Friday, June 5, 2015

Sweet Summer Nights

It's not officially summer where I am, but it's starting to feel like it.

Here's a toast to sweet summer nights to come!

A stipple print of art by Camille Roqueplan — 1839

Monday, June 1, 2015

Strength and Swift Passage

Once upon a time, these terra cotta winged horses stood at the height of an Etruscan temple, symbolizing strength and, for what it was worth to the viewer, swift passage.

This sculpture has survived since before the Christian era and for all we know was modeled from life, before the extinction of such magnificent creatures, so I like to think.


Tuesday, May 26, 2015

We Move Too Fast!

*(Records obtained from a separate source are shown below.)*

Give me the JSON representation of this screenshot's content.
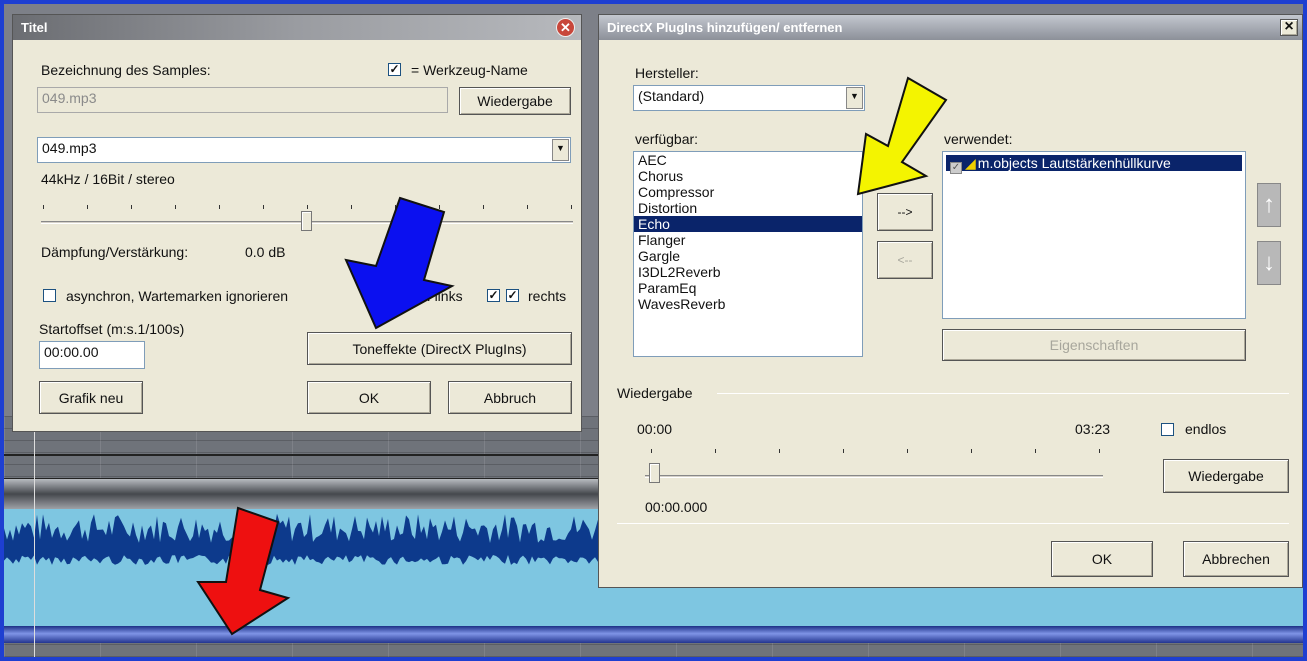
{
  "titel_dialog": {
    "title": "Titel",
    "sample_label": "Bezeichnung des Samples:",
    "tool_name_label": "= Werkzeug-Name",
    "tool_name_checked": true,
    "sample_name_value": "049.mp3",
    "play_button": "Wiedergabe",
    "file_select_value": "049.mp3",
    "format_info": "44kHz / 16Bit / stereo",
    "damping_label": "Dämpfung/Verstärkung:",
    "damping_value": "0.0 dB",
    "async_label": "asynchron, Wartemarken ignorieren",
    "async_checked": false,
    "channels_prefix": "e: links",
    "left_checked": true,
    "right_label": "rechts",
    "right_checked": true,
    "startoffset_label": "Startoffset (m:s.1/100s)",
    "startoffset_value": "00:00.00",
    "effects_button": "Toneffekte (DirectX PlugIns)",
    "redraw_button": "Grafik neu",
    "ok_button": "OK",
    "cancel_button": "Abbruch"
  },
  "directx_dialog": {
    "title": "DirectX PlugIns hinzufügen/ entfernen",
    "close_button": "×",
    "manufacturer_label": "Hersteller:",
    "manufacturer_value": "(Standard)",
    "available_label": "verfügbar:",
    "available_items": [
      "AEC",
      "Chorus",
      "Compressor",
      "Distortion",
      "Echo",
      "Flanger",
      "Gargle",
      "I3DL2Reverb",
      "ParamEq",
      "WavesReverb"
    ],
    "available_selected": "Echo",
    "used_label": "verwendet:",
    "used_items": [
      "m.objects Lautstärkenhüllkurve"
    ],
    "add_button": "-->",
    "remove_button": "<--",
    "properties_button": "Eigenschaften",
    "playback_group": "Wiedergabe",
    "time_start": "00:00",
    "time_end": "03:23",
    "loop_label": "endlos",
    "loop_checked": false,
    "position_value": "00:00.000",
    "playback_button": "Wiedergabe",
    "ok_button": "OK",
    "cancel_button": "Abbrechen"
  },
  "annotation_arrows": [
    {
      "color": "#0b10f0",
      "name": "blue-arrow"
    },
    {
      "color": "#f4f400",
      "name": "yellow-arrow"
    },
    {
      "color": "#ee1010",
      "name": "red-arrow"
    }
  ]
}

This was a sweet little graphic for a sweet little product, circa 1913. I sincerely wish that transportation had not progressed beyond this sort of conveyance (it's really similar to Grandma Duck's auto as rendered by Carl Barks). As a society we move too fast and have made things too complicated...and too reliable on non-renewable energy sources.

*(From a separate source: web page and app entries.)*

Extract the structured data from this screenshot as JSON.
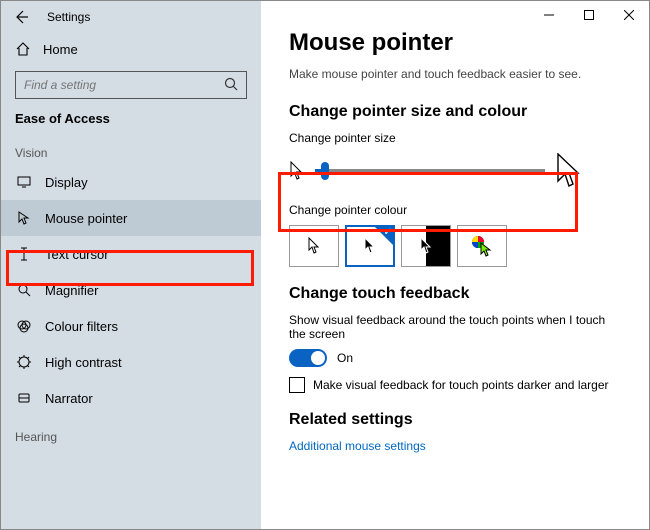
{
  "app": {
    "title": "Settings"
  },
  "search": {
    "placeholder": "Find a setting"
  },
  "section": "Ease of Access",
  "group_vision": "Vision",
  "group_hearing": "Hearing",
  "nav": {
    "home": "Home",
    "items": [
      {
        "label": "Display"
      },
      {
        "label": "Mouse pointer"
      },
      {
        "label": "Text cursor"
      },
      {
        "label": "Magnifier"
      },
      {
        "label": "Colour filters"
      },
      {
        "label": "High contrast"
      },
      {
        "label": "Narrator"
      }
    ]
  },
  "main": {
    "title": "Mouse pointer",
    "subtitle": "Make mouse pointer and touch feedback easier to see.",
    "h_size": "Change pointer size and colour",
    "lbl_size": "Change pointer size",
    "lbl_colour": "Change pointer colour",
    "h_touch": "Change touch feedback",
    "touch_desc": "Show visual feedback around the touch points when I touch the screen",
    "toggle_on": "On",
    "chk_label": "Make visual feedback for touch points darker and larger",
    "h_related": "Related settings",
    "link1": "Additional mouse settings"
  }
}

Looking at this image last night, as I was processing it, I suddenly wondered who the hell is driving here?  It's a hundred years too early for the Google Self-Driving Car!




Saturday, May 23, 2015

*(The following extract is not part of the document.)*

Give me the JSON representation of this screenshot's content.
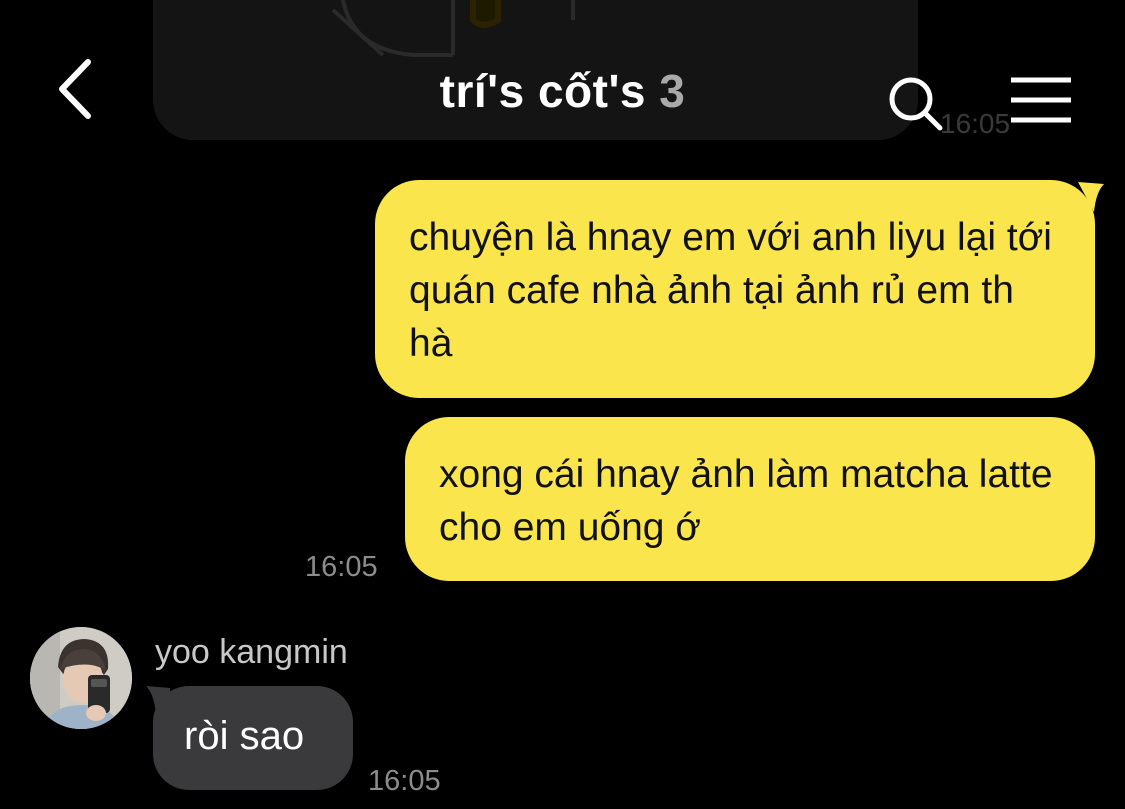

Star Lore

Even for star lore and mythology, this piece seems rather enigmatic, which of course is part of its appeal.

Art by Julius Diez, circa 1915

Friday, May 22, 2015

Shape of the Clouds

"Daddy, daddy, look up there at the shape of the clouds! I see a ducky and a frog! What do YOU see?

"Well, I see, um, well...uh...hmm, that is, well—hmmmm..."

Franz Stassen — from a German edition of Faust

Wednesday, May 20, 2015

No Reason

Pretty much all of us first got to 'know' Superman in some manner from his many incarnations as envisioned in comic books, paintings, novels, games, movies, & TV shows. My very first introduction to the character was during the Eisenhower era, when I was just a little squirt waiting my turn in an Ohio barbershop, where dozens of coverless DC comics were strewn about. 

The artist was Wayne Boring, whose distinctive style many times showed Superman running through the air, rather than flying. Another element that Mr. Boring showed a lot was the city of Metropolis shining in the background, using vertical ink lines, giving the fictional city a distinctive personality. The panel showing here was from a puzzle page in a '50s comic that I remember as one of the first images I ever saw of the guy. 

No reason for posting this now, but when I look at this iconic drawing, I can vividly recall the smell of the barbershop with the Old Spice and other manly aromas. I loved being a kid.


Wayne Boring

Tuesday, May 19, 2015

Idyllic

This is an 1896 painting by Alfred East called Idyll of Spring.

You know what? I like idyllic paintings . . .